“This is not something the innovation lab should have to address,” City Councilman Kevin Flynn said, according to the Enquirer. “This is basic bill paying.”
That’s certainly true. But Cincinnati is fortunate to have a data team that was able to spot those needless expenditures piling up. Not all cities are lucky enough to have additional sets of eyes on staff and a methodical, incremental and rigorous process designed to identify such things.
“We are using data and information to solve problems and make ourselves better,” Black told the Enquirer.
And that’s true of state, county and local governments across the nation—and especially in cities, where municipalities are on the front lines harnessing and analyzing the data that’s critical to the nuts and bolts of government operations that have a direct impact on the day-to-day lives of ordinary citizens, businesses and civic stakeholders.
“The key right now for cities right is to perfect the fundamentals of government,” Black told me during my visit.
And plenty of cities are embracing the potential and promise of data, from SomerStat in Somerville, Massachusetts, to a new budget visualization tool in Sacramento, California, to a new advanced sensor network assessing travel patterns in Park City, Utah, to the Western Pennsylvania Regional Data Center portal for the Pittsburgh area.
Those are all data-related stories recently featured on Route Fifty and there are so many more out there that we’ll continue to pursue. (And we’ll be discussing some of these examples on Tuesday during a livestreamed viewcast discussion on data-driven government at 2 p.m. ET / 11 a.m. PT.)
Back in Cincinnati, Black and his team are focused on accountability, collaboration and teamwork in the municipal government with the aim of “unleashing the power of our human capital in the pursuit of excellence,” as he told me in August.
But underlying all that is data. It’s fundamental to where government is now and where it’s going. And Cincinnati is looking forward.
“While I am pleased with what has been accomplished so far, I am truly excited for what lies ahead,” Black wrote in a November memo to the City Council. “The [Office of Performance and Data Analytics] program is only in its infancy. I am confident the successes will only continue in number and magnitude.”

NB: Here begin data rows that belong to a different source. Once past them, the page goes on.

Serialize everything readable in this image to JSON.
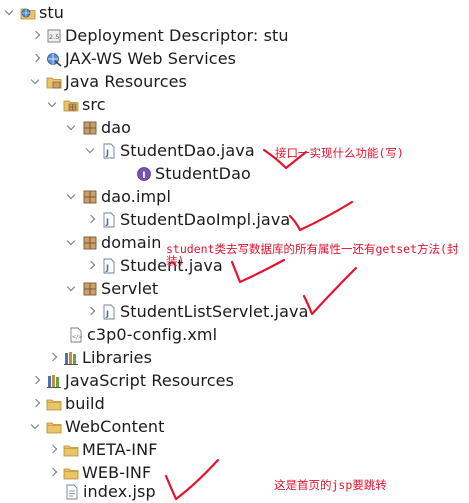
{
  "tree": {
    "project": "stu",
    "deployment_descriptor": "Deployment Descriptor: stu",
    "jaxws": "JAX-WS Web Services",
    "java_resources": "Java Resources",
    "src": "src",
    "pkg_dao": "dao",
    "file_studentdao": "StudentDao.java",
    "interface_studentdao": "StudentDao",
    "pkg_dao_impl": "dao.impl",
    "file_studentdaoimpl": "StudentDaoImpl.java",
    "pkg_domain": "domain",
    "file_student": "Student.java",
    "pkg_servlet": "Servlet",
    "file_servlet": "StudentListServlet.java",
    "file_c3p0": "c3p0-config.xml",
    "libraries": "Libraries",
    "js_resources": "JavaScript Resources",
    "build": "build",
    "webcontent": "WebContent",
    "meta_inf": "META-INF",
    "web_inf": "WEB-INF",
    "index": "index.jsp"
  },
  "annotations": {
    "dao_note": "接口一实现什么功能(写)",
    "student_note_line1": "student类去写数据库的所有属性一还有getset方法(封",
    "student_note_line2": "装)",
    "index_note": "这是首页的jsp要跳转"
  },
  "colors": {
    "annotation": "#e8112d",
    "folder": "#e9c46a",
    "package": "#a0794c",
    "java_file": "#3c6fb4",
    "interface": "#7a52b3"
  },
  "icons": {
    "project": "web-project-icon",
    "deployment_descriptor": "deployment-descriptor-icon",
    "jaxws": "web-services-icon",
    "java_resources": "java-resources-icon",
    "src": "source-folder-icon",
    "package": "package-icon",
    "java_file": "java-file-icon",
    "interface": "interface-icon",
    "xml": "xml-file-icon",
    "libraries": "libraries-icon",
    "js_resources": "javascript-resources-icon",
    "folder": "folder-icon",
    "jsp": "jsp-file-icon"
  }
}
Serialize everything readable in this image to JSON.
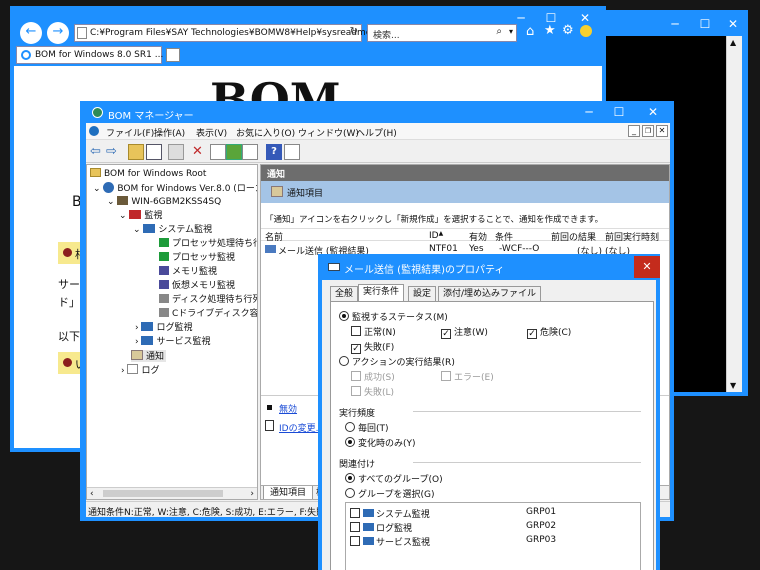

Michael Grass is Executive Editor of Government Executive's Route Fifty.